Repeat the listing exactly. Do not carry over any pictures.

==== PROVIDED ENTRIES

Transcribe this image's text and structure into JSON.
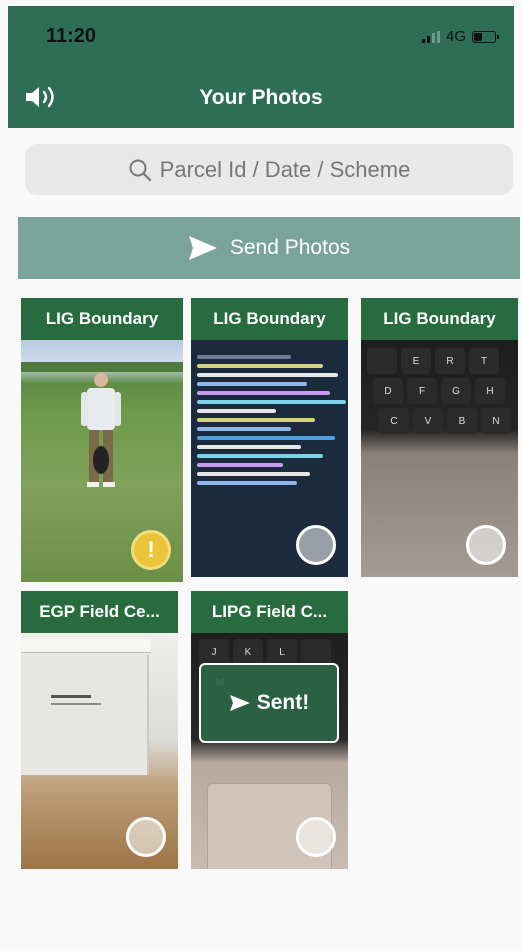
{
  "status": {
    "time": "11:20",
    "network": "4G"
  },
  "header": {
    "title": "Your Photos"
  },
  "search": {
    "placeholder": "Parcel Id / Date / Scheme"
  },
  "actions": {
    "send_label": "Send Photos"
  },
  "photos": [
    {
      "label": "LIG Boundary",
      "status": "warning"
    },
    {
      "label": "LIG Boundary",
      "status": "pending"
    },
    {
      "label": "LIG Boundary",
      "status": "pending"
    },
    {
      "label": "EGP Field Ce...",
      "status": "pending"
    },
    {
      "label": "LIPG Field C...",
      "status": "sent",
      "overlay": "Sent!"
    }
  ],
  "colors": {
    "header": "#2e6e57",
    "send_bar": "#7aa49a",
    "card_label": "#286b3f",
    "warning": "#eac53a"
  },
  "icons": {
    "speaker": "speaker-icon",
    "search": "search-icon",
    "send": "send-icon"
  }
}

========

FINAL ANSWER:
Transcribe this image's text and structure into JSON.
{
  "status": {
    "time": "11:20",
    "network": "4G"
  },
  "header": {
    "title": "Your Photos"
  },
  "search": {
    "placeholder": "Parcel Id / Date / Scheme"
  },
  "actions": {
    "send_label": "Send Photos"
  },
  "photos": [
    {
      "label": "LIG Boundary",
      "status": "warning"
    },
    {
      "label": "LIG Boundary",
      "status": "pending"
    },
    {
      "label": "LIG Boundary",
      "status": "pending"
    },
    {
      "label": "EGP Field Ce...",
      "status": "pending"
    },
    {
      "label": "LIPG Field C...",
      "status": "sent",
      "overlay": "Sent!"
    }
  ],
  "colors": {
    "header": "#2e6e57",
    "send_bar": "#7aa49a",
    "card_label": "#286b3f",
    "warning": "#eac53a"
  },
  "icons": {
    "speaker": "speaker-icon",
    "search": "search-icon",
    "send": "send-icon"
  }
}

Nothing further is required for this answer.